Task objective:
The entries contain pictures, which should not appear in the copy; everything else must be reproduced exactly.

Data shown:
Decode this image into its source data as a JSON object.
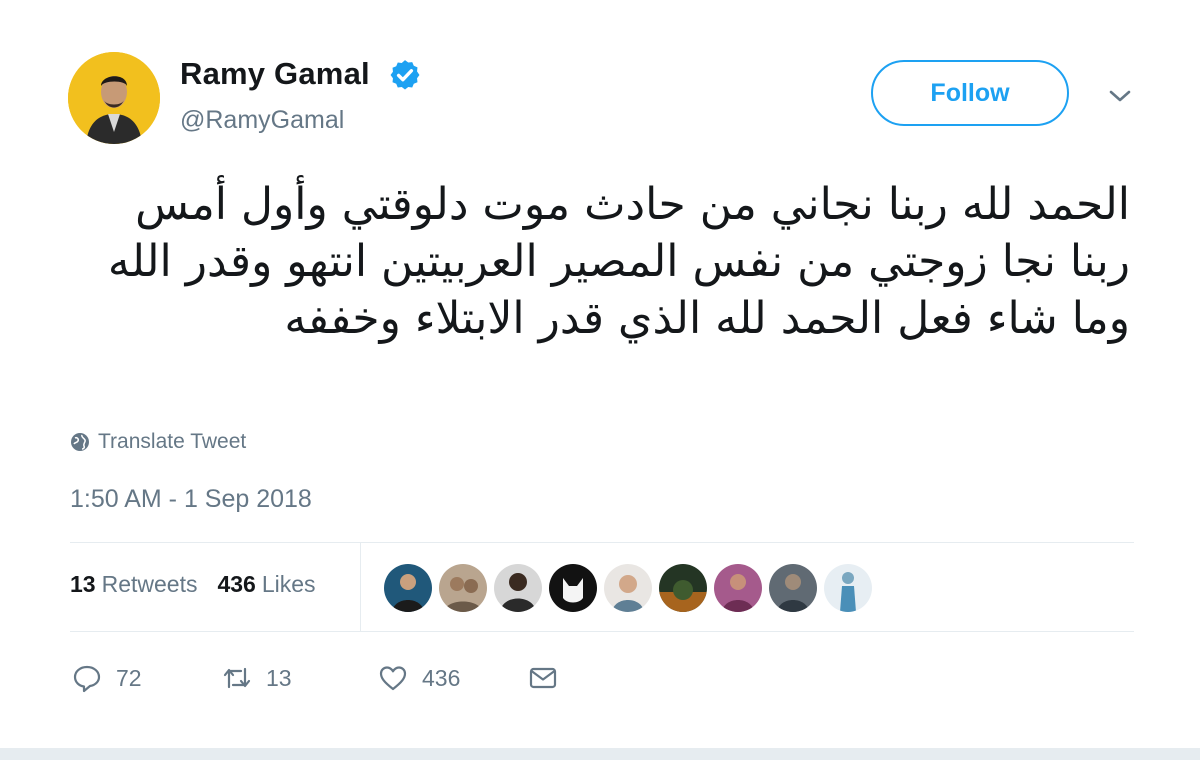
{
  "author": {
    "name": "Ramy Gamal",
    "handle": "@RamyGamal",
    "verified": true
  },
  "follow_label": "Follow",
  "tweet_text": "الحمد لله ربنا نجاني من حادث موت دلوقتي وأول أمس ربنا نجا زوجتي من نفس المصير العربيتين انتهو وقدر الله وما شاء فعل الحمد لله الذي قدر الابتلاء وخففه",
  "translate_label": "Translate Tweet",
  "timestamp": "1:50 AM - 1 Sep 2018",
  "stats": {
    "retweets_count": "13",
    "retweets_label": "Retweets",
    "likes_count": "436",
    "likes_label": "Likes"
  },
  "actions": {
    "reply_count": "72",
    "retweet_count": "13",
    "like_count": "436"
  },
  "icons": {
    "verified": "verified-badge-icon",
    "caret": "chevron-down-icon",
    "translate": "globe-icon",
    "reply": "reply-icon",
    "retweet": "retweet-icon",
    "like": "heart-icon",
    "dm": "envelope-icon"
  },
  "colors": {
    "accent": "#1da1f2",
    "muted": "#657786",
    "text": "#14171a",
    "divider": "#e6ecf0"
  }
}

Result of the task:
Decode this image into its source data as a JSON object.
{
  "author": {
    "name": "Ramy Gamal",
    "handle": "@RamyGamal",
    "verified": true
  },
  "follow_label": "Follow",
  "tweet_text": "الحمد لله ربنا نجاني من حادث موت دلوقتي وأول أمس ربنا نجا زوجتي من نفس المصير العربيتين انتهو وقدر الله وما شاء فعل الحمد لله الذي قدر الابتلاء وخففه",
  "translate_label": "Translate Tweet",
  "timestamp": "1:50 AM - 1 Sep 2018",
  "stats": {
    "retweets_count": "13",
    "retweets_label": "Retweets",
    "likes_count": "436",
    "likes_label": "Likes"
  },
  "actions": {
    "reply_count": "72",
    "retweet_count": "13",
    "like_count": "436"
  },
  "icons": {
    "verified": "verified-badge-icon",
    "caret": "chevron-down-icon",
    "translate": "globe-icon",
    "reply": "reply-icon",
    "retweet": "retweet-icon",
    "like": "heart-icon",
    "dm": "envelope-icon"
  },
  "colors": {
    "accent": "#1da1f2",
    "muted": "#657786",
    "text": "#14171a",
    "divider": "#e6ecf0"
  }
}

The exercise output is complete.